►

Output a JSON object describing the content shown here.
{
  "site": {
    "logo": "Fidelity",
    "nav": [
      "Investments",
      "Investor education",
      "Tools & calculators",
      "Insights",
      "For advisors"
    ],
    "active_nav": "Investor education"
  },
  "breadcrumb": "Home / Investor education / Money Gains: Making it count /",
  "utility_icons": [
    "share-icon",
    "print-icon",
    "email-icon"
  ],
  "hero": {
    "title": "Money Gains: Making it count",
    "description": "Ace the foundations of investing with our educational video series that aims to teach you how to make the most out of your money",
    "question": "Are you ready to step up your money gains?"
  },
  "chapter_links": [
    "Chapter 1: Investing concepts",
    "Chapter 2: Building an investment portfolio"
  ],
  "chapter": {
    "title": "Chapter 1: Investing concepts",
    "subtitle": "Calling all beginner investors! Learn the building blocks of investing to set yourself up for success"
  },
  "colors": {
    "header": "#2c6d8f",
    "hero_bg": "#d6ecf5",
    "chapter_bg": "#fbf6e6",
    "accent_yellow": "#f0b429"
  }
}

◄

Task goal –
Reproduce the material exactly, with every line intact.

Task result –
Output a JSON object describing the content shown here.
{
  "site": {
    "logo": "Fidelity",
    "nav": [
      "Investments",
      "Investor education",
      "Tools & calculators",
      "Insights",
      "For advisors"
    ],
    "active_nav": "Investor education"
  },
  "breadcrumb": "Home / Investor education / Money Gains: Making it count /",
  "utility_icons": [
    "share-icon",
    "print-icon",
    "email-icon"
  ],
  "hero": {
    "title": "Money Gains: Making it count",
    "description": "Ace the foundations of investing with our educational video series that aims to teach you how to make the most out of your money",
    "question": "Are you ready to step up your money gains?"
  },
  "chapter_links": [
    "Chapter 1: Investing concepts",
    "Chapter 2: Building an investment portfolio"
  ],
  "chapter": {
    "title": "Chapter 1: Investing concepts",
    "subtitle": "Calling all beginner investors! Learn the building blocks of investing to set yourself up for success"
  },
  "colors": {
    "header": "#2c6d8f",
    "hero_bg": "#d6ecf5",
    "chapter_bg": "#fbf6e6",
    "accent_yellow": "#f0b429"
  }
}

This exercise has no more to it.